The Centers for Disease Control and Prevention (CDC) built a modeling tool for called EbolaResponse, which is a spreadsheet that (1) allows user to estimate the number of Ebola Virus Disease (EVD) cases in a community, (2) tracks patients susceptibility to disease through infectivity, incubation, recovery, and death, and (3) calculates the spread of EVD and its impact for 300 days.


The federal health agency explains the EbolaResponse modeling tool in the latest Morbidity and Mortality Weekly Report (MMWR).

Some of the numbers produced by the EbolaResponse tool include:

If trends continue without scale-up of effective interventions, by September 30, 2014, Sierra Leone and Liberia will have a total of approximately 8,000 Ebola cases.

A potential underreporting correction factor of 2.5 also was calculated. Using this correction factor, the model estimates that approximately 21,000 total cases will have occurred in Liberia and Sierra Leone by September 30, 2014.

Extrapolating trends to January 20, 2015, without additional interventions or changes in community behavior (e.g., notable reductions in unsafe burial practices), the model also estimates that Liberia and Sierra Leone will have approximately 550,000 Ebola cases (1.4 million when corrected for underreporting).

The authors do point out five limitations to the findings:
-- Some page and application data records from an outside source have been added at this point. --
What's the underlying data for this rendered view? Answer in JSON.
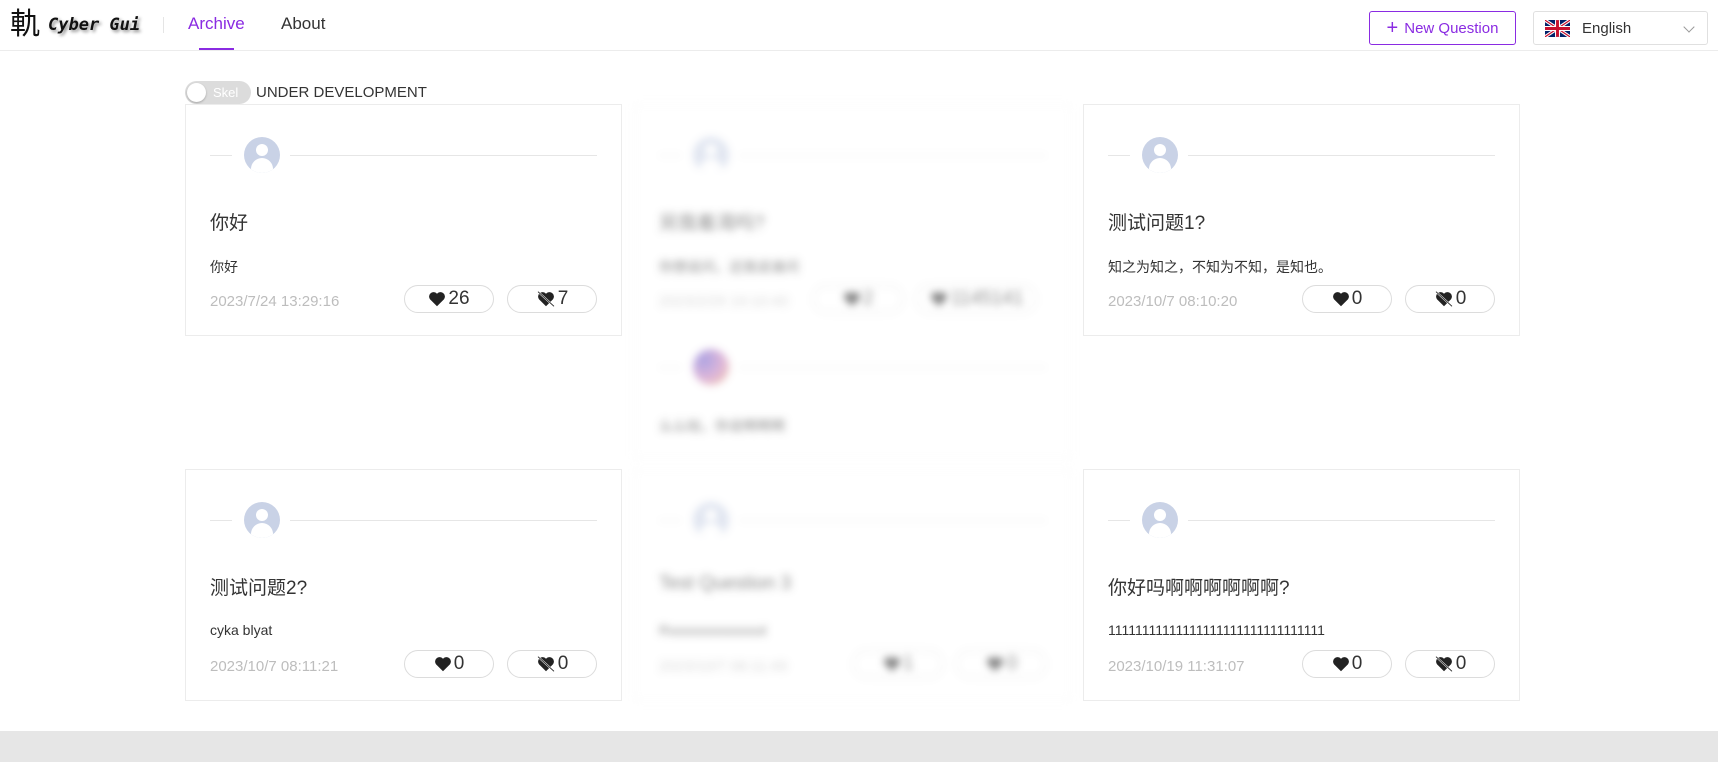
{
  "header": {
    "logo_glyph": "軌",
    "logo_text": "Cyber Gui",
    "nav": [
      {
        "label": "Archive",
        "active": true
      },
      {
        "label": "About",
        "active": false
      }
    ],
    "new_question_label": "New Question",
    "new_question_icon": "plus-icon",
    "language": {
      "label": "English",
      "flag": "uk-flag-icon"
    },
    "accent_color": "#8a2be2"
  },
  "toggle": {
    "label": "Skel",
    "checked": false,
    "description": "UNDER DEVELOPMENT"
  },
  "cards": [
    {
      "title": "你好",
      "body": "你好",
      "date": "2023/7/24 13:29:16",
      "likes": "26",
      "dislikes": "7"
    },
    {
      "title": "另我着渴吗?",
      "body": "你想说问，还我说谁问",
      "date": "2023/2/29 19:10:40",
      "likes": "2",
      "dislikes": "1145141",
      "blurred": true,
      "comment": "么么哒，你说啊啊啊"
    },
    {
      "title": "测试问题1?",
      "body": "知之为知之，不知为不知，是知也。",
      "date": "2023/10/7 08:10:20",
      "likes": "0",
      "dislikes": "0"
    },
    {
      "title": "测试问题2?",
      "body": "cyka blyat",
      "date": "2023/10/7 08:11:21",
      "likes": "0",
      "dislikes": "0"
    },
    {
      "title": "Test Question 3",
      "body": "Ruuuuuuuuuuuut",
      "date": "2023/10/7 08:11:49",
      "likes": "1",
      "dislikes": "0",
      "blurred": true
    },
    {
      "title": "你好吗啊啊啊啊啊啊?",
      "body": "11111111111111111111111111111111",
      "date": "2023/10/19 11:31:07",
      "likes": "0",
      "dislikes": "0"
    }
  ]
}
First, extrapolating current trends in increase of cases to forecast all future cases might not be appropriate. Underlying factors such as a spontaneous change in contacts with ill persons or burial practices or substantial changes in movement within countries or across borders could alter future growth patterns. Therefore, limiting model-calculated projections to shorter durations such as 3 months might be more appropriate.

Second, assuming that this epidemic has similar epidemiologic parameters to previous outbreaks (e.g., incubation and infectiousness periods) might not be accurate, although anecdotal evidence to date has not indicated otherwise.

Third, reliance on expert opinion to estimate a correction factor regarding number of beds in use might not account sufficiently for factors such as patients being turned away from full ETUs.

Fourth, the correction factor could change substantially over time. Notable regional differences in underreporting might mean that using one correction factor across an entire country is inappropriate.

Finally, the illustrative scenario does not consider the logistics needed to increase the percentages of patients who are receiving care in an ETU or at home or in a community setting such that there is a reduced risk for disease transmission (including safe burial when needed).

They conclude that if conditions continue without scale-up of interventions, cases will continue to double approximately every 20 days, and the number of cases in West Africa will rapidly reach extraordinary levels. However, the findings also indicate that the epidemic can be controlled.